I didn't talking about energy of photon .
I just want to know , does it get acceleration or not ?
If not , why ?
According to Newton's first law of motion we know objects in motion tend to stay in motion with the same speed and the same direction unless acted upon by an unbalanced force.
If we consider gravity a force, gravity must change direction of photon's moving .

Thank you

So you say when gravity affects photon , photon didn't changing it's direction and just follow space-time path ? and follow space-time path does not mean changing direction ?
Thank you

I searched internet but i couldn't find this equation
Can you give a link from University website ?
Thank you .

Last edited: Mar 21, 2013
7. Mar 21, 2013

### Naty1
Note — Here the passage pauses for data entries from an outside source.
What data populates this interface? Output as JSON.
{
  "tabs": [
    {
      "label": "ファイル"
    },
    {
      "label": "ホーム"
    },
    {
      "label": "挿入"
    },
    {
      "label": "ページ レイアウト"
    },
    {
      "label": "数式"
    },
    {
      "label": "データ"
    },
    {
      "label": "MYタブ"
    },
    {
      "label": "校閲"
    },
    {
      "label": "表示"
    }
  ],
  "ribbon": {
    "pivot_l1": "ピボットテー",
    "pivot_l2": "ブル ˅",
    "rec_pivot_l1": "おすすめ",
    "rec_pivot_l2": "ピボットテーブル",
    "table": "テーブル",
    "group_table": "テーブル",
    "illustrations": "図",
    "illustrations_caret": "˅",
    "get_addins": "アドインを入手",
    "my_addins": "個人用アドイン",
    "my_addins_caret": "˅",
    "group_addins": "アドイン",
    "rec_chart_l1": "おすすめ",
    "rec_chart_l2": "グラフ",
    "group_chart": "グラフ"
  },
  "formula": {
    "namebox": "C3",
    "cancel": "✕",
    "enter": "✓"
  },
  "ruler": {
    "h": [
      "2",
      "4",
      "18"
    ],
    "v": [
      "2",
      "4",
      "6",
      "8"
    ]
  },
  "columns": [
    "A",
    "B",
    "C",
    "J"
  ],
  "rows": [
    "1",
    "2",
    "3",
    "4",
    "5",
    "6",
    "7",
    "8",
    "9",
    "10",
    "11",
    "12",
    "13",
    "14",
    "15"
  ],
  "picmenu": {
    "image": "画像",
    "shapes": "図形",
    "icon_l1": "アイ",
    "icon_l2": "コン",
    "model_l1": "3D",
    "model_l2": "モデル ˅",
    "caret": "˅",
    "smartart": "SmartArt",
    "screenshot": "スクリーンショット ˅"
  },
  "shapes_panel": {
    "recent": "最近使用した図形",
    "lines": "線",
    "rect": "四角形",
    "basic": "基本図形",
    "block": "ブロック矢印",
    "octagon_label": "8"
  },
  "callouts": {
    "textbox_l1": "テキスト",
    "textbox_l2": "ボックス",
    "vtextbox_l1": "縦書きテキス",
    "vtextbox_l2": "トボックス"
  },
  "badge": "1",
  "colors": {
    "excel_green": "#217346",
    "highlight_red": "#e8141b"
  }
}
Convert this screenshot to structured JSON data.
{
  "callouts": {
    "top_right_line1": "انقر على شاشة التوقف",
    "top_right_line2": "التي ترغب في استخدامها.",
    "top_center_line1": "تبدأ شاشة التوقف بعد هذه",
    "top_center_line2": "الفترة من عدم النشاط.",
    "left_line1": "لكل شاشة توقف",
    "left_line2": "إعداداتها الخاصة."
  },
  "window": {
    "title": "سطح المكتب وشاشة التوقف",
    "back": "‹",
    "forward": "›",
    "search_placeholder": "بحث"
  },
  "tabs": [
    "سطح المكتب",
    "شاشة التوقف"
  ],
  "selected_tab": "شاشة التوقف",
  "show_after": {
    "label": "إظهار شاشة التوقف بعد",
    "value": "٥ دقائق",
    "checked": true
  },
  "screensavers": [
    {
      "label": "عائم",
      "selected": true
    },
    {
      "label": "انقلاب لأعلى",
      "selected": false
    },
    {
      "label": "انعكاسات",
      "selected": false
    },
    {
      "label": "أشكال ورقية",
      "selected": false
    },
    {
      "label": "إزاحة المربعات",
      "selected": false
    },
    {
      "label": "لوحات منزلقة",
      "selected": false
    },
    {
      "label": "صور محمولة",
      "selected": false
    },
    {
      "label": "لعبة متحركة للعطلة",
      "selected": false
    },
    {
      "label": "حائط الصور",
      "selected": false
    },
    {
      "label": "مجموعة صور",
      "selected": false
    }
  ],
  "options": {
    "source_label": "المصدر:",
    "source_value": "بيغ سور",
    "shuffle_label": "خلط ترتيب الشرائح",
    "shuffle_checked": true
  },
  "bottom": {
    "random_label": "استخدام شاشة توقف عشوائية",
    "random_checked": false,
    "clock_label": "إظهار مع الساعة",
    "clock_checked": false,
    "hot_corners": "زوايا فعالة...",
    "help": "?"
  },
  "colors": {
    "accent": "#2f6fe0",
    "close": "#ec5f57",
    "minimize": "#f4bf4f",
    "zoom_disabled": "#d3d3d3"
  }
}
Quote by Naty1
So you say when gravity affects photon , photon didn't changing it's direction and just follow space-time path ?
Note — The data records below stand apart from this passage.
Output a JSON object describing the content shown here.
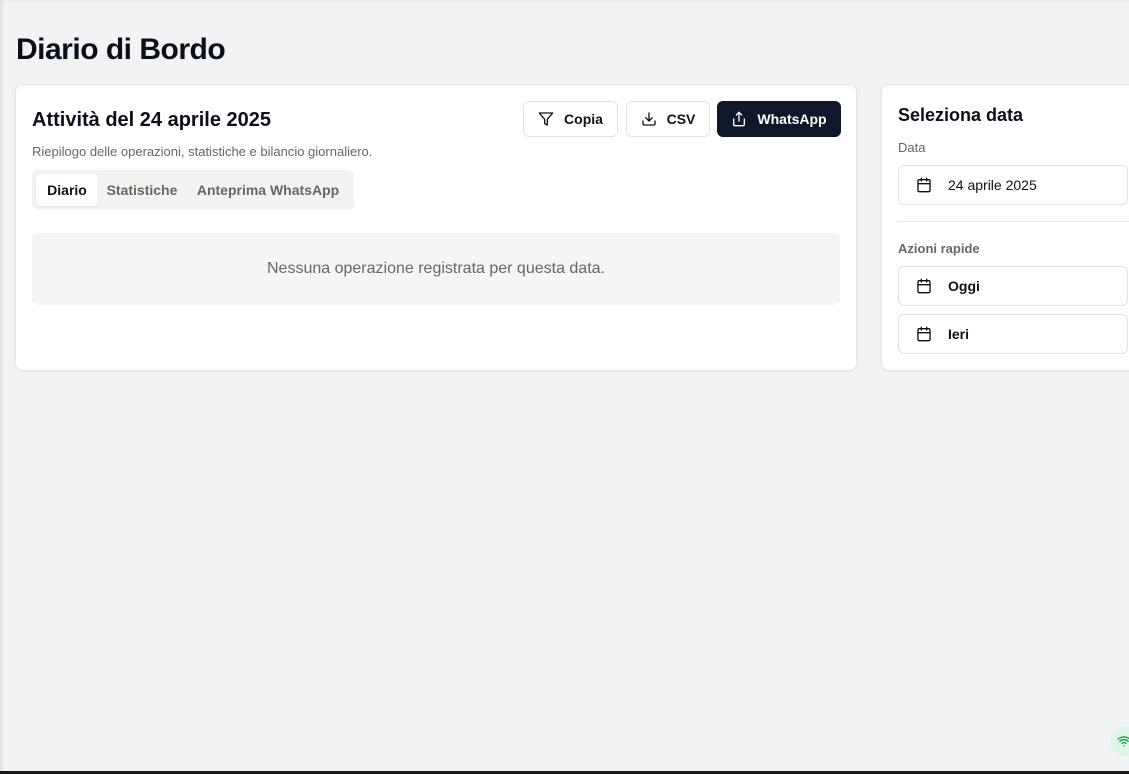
{
  "page": {
    "title": "Diario di Bordo"
  },
  "main": {
    "title": "Attività del 24 aprile 2025",
    "subtitle": "Riepilogo delle operazioni, statistiche e bilancio giornaliero.",
    "actions": {
      "copy_label": "Copia",
      "csv_label": "CSV",
      "whatsapp_label": "WhatsApp"
    },
    "tabs": [
      {
        "label": "Diario",
        "active": true
      },
      {
        "label": "Statistiche",
        "active": false
      },
      {
        "label": "Anteprima WhatsApp",
        "active": false
      }
    ],
    "empty_message": "Nessuna operazione registrata per questa data."
  },
  "side": {
    "title": "Seleziona data",
    "date_label": "Data",
    "date_value": "24 aprile 2025",
    "quick_actions_label": "Azioni rapide",
    "quick_actions": [
      {
        "label": "Oggi"
      },
      {
        "label": "Ieri"
      }
    ]
  },
  "icons": {
    "copy": "filter-icon",
    "csv": "download-icon",
    "whatsapp": "share-upload-icon",
    "date": "calendar-icon",
    "status": "wifi-icon"
  },
  "colors": {
    "primary": "#0f172a",
    "background": "#f2f3f5",
    "muted_text": "#6b6660",
    "status_badge": "#dff5e7",
    "status_icon": "#16a34a"
  }
}
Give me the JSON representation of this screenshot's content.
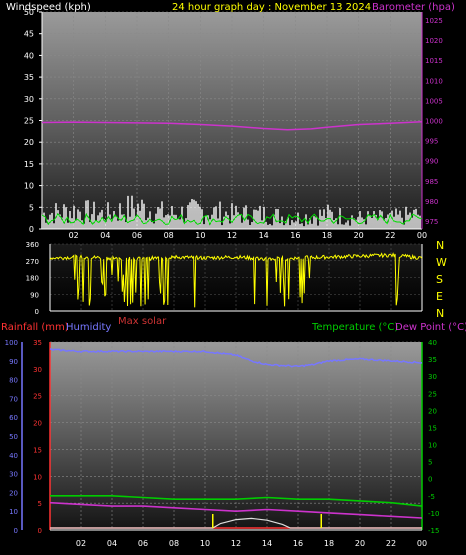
{
  "colors": {
    "wind": "#ffffff",
    "gust": "#00dd00",
    "barometer": "#cc33cc",
    "direction": "#ffff00",
    "rain": "#ff3333",
    "humidity": "#7777ff",
    "temperature": "#00cc00",
    "dewpoint": "#cc33cc",
    "solar": "#ffff00",
    "solar_label": "#cc3333",
    "title": "#ffff00",
    "tick": "#ffffff"
  },
  "header": {
    "windspeed": "Windspeed (kph)",
    "title": "24 hour graph day : November 13 2024",
    "barometer": "Barometer (hpa)"
  },
  "mid_labels": {
    "rainfall": "Rainfall (mm)",
    "humidity": "Humidity",
    "max_solar": "Max solar",
    "temperature": "Temperature (°C)",
    "dewpoint": "Dew Point (°C)"
  },
  "compass": [
    "N",
    "W",
    "S",
    "E",
    "N"
  ],
  "x_ticks": [
    "02",
    "04",
    "06",
    "08",
    "10",
    "12",
    "14",
    "16",
    "18",
    "20",
    "22",
    "00"
  ],
  "chart_data": [
    {
      "type": "line",
      "name": "wind-barometer",
      "x_ticks": [
        "02",
        "04",
        "06",
        "08",
        "10",
        "12",
        "14",
        "16",
        "18",
        "20",
        "22",
        "00"
      ],
      "y_left_ticks": [
        0,
        5,
        10,
        15,
        20,
        25,
        30,
        35,
        40,
        45,
        50
      ],
      "y_left_range": [
        0,
        50
      ],
      "y_right_ticks": [
        975,
        980,
        985,
        990,
        995,
        1000,
        1005,
        1010,
        1015,
        1020,
        1025
      ],
      "y_right_range": [
        973,
        1027
      ],
      "series": [
        {
          "name": "Windspeed (kph)",
          "x": [
            0,
            2,
            4,
            6,
            8,
            10,
            12,
            14,
            16,
            18,
            20,
            22,
            24
          ],
          "values": [
            4,
            5,
            4,
            6,
            4,
            5,
            4,
            4,
            3,
            4,
            3,
            3,
            4
          ]
        },
        {
          "name": "Barometer (hpa)",
          "x": [
            0,
            2,
            4,
            6,
            8,
            10,
            12,
            14,
            15.5,
            17,
            18,
            20,
            22,
            24
          ],
          "values": [
            999.5,
            999.6,
            999.5,
            999.4,
            999.3,
            999.0,
            998.6,
            998.0,
            997.7,
            997.9,
            998.3,
            999.0,
            999.3,
            999.7
          ]
        }
      ]
    },
    {
      "type": "line",
      "name": "wind-direction",
      "y_ticks": [
        0,
        90,
        180,
        270,
        360
      ],
      "y_range": [
        0,
        360
      ],
      "series": [
        {
          "name": "Wind direction",
          "x": [
            0,
            2,
            4,
            6,
            8,
            10,
            12,
            14,
            16,
            18,
            20,
            22,
            24
          ],
          "values": [
            285,
            290,
            285,
            280,
            290,
            285,
            290,
            280,
            285,
            290,
            295,
            300,
            285
          ]
        }
      ]
    },
    {
      "type": "line",
      "name": "rain-humidity-temperature",
      "y_left_ticks": [
        0,
        10,
        20,
        30,
        40,
        50,
        60,
        70,
        80,
        90,
        100
      ],
      "y_left_range": [
        0,
        100
      ],
      "y_rain_ticks": [
        0,
        5,
        10,
        15,
        20,
        25,
        30,
        35
      ],
      "y_right_ticks": [
        -15,
        -10,
        -5,
        0,
        5,
        10,
        15,
        20,
        25,
        30,
        35,
        40
      ],
      "y_right_range": [
        -15,
        40
      ],
      "series": [
        {
          "name": "Humidity",
          "x": [
            0,
            2,
            4,
            6,
            8,
            10,
            12,
            13,
            14,
            16,
            17,
            18,
            20,
            22,
            24
          ],
          "values": [
            96,
            95,
            95,
            95,
            95,
            95,
            93,
            90,
            88,
            87,
            88,
            90,
            91,
            90,
            89
          ]
        },
        {
          "name": "Temperature (°C)",
          "x": [
            0,
            2,
            4,
            6,
            8,
            10,
            12,
            14,
            16,
            18,
            20,
            22,
            24
          ],
          "values": [
            -5,
            -5,
            -5,
            -5.5,
            -6,
            -6,
            -6,
            -5.5,
            -6,
            -6,
            -6.5,
            -7,
            -8
          ]
        },
        {
          "name": "Dew Point (°C)",
          "x": [
            0,
            2,
            4,
            6,
            8,
            10,
            12,
            14,
            16,
            18,
            20,
            22,
            24
          ],
          "values": [
            -7,
            -7.5,
            -8,
            -8,
            -8.5,
            -9,
            -9.5,
            -9,
            -9.5,
            -10,
            -10.5,
            -11,
            -11.5
          ]
        },
        {
          "name": "Rainfall (mm)",
          "x": [
            0,
            24
          ],
          "values": [
            0,
            0
          ]
        },
        {
          "name": "Max solar",
          "x": [
            0,
            10.5,
            11,
            12,
            13,
            14,
            15,
            15.5,
            24
          ],
          "values": [
            0,
            0,
            1.5,
            2.8,
            3.2,
            2.6,
            1.2,
            0,
            0
          ]
        }
      ]
    }
  ]
}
I'm not sure what you are saying here..it seems self contradictory.

Did you read the definition of a 'geodesic' or the link to 'gravitational lensing' ? They explain in more detail.

Gravity does cause a photon to follow a curved path when viewed from a distance.....

and follow space-time path does not mean changing direction?

It can do both.

8. Mar 21, 2013

### Naty1

yes, because the direction is changed, hence the velocity direction....but not the speed...

uniform circular motion, as an example, such as the rotation on the circumference of a rotating circle has constant acceleration and speed...but we say the velocity is constantly changing because the direction of motion is constantly changing.

9. Mar 21, 2013

### Ibix

The answer depends a bit on the question you are asking and the level at which you are asking it.

The speed of the light does not change in a gravitational field, if that is what you are asking. Instead, its wavelength and frequency change as HallsOfIvy said. However, light can change direction and you might call that an acceleration. Certainly it would be called an acceleration by Newton, but Newton's theory of gravity provides no mechanism for gravity to interact with light.

General Relativity does provide a mechanism, but it's a bit more complex. In GR, gravity is not a force. It is the geometry of spacetime. The basic concept is that everything moves along paths called "geodesics" unless there is a force acting. If there's no gravity, geodesics are straight lines, and objects move in straight lines. When there is gravity, geodesics are curved lines so objects follow curved paths (for example, the trajectory of a thrown ball is a geodesic). Whether or not following that curved path is an acceleration depends on your definition of acceleration - some people make a distinction between "proper acceleration" (when a force is acting) and "coordinate acceleration" (when spacetime is a funny shape) to avoid confusion.

Is that a straight enough answer? Or was it a curved geodesic?

10. Mar 21, 2013

### DrStupid

I derived it for gradient-index optics using the Huygens–Fresnel principle. Unfortunately I didn't kept the calculation. I just remember it was a little bit tricky.

11. Mar 21, 2013

### big_bounce

Good explanation .
Thanks for giving me your time and thanks all .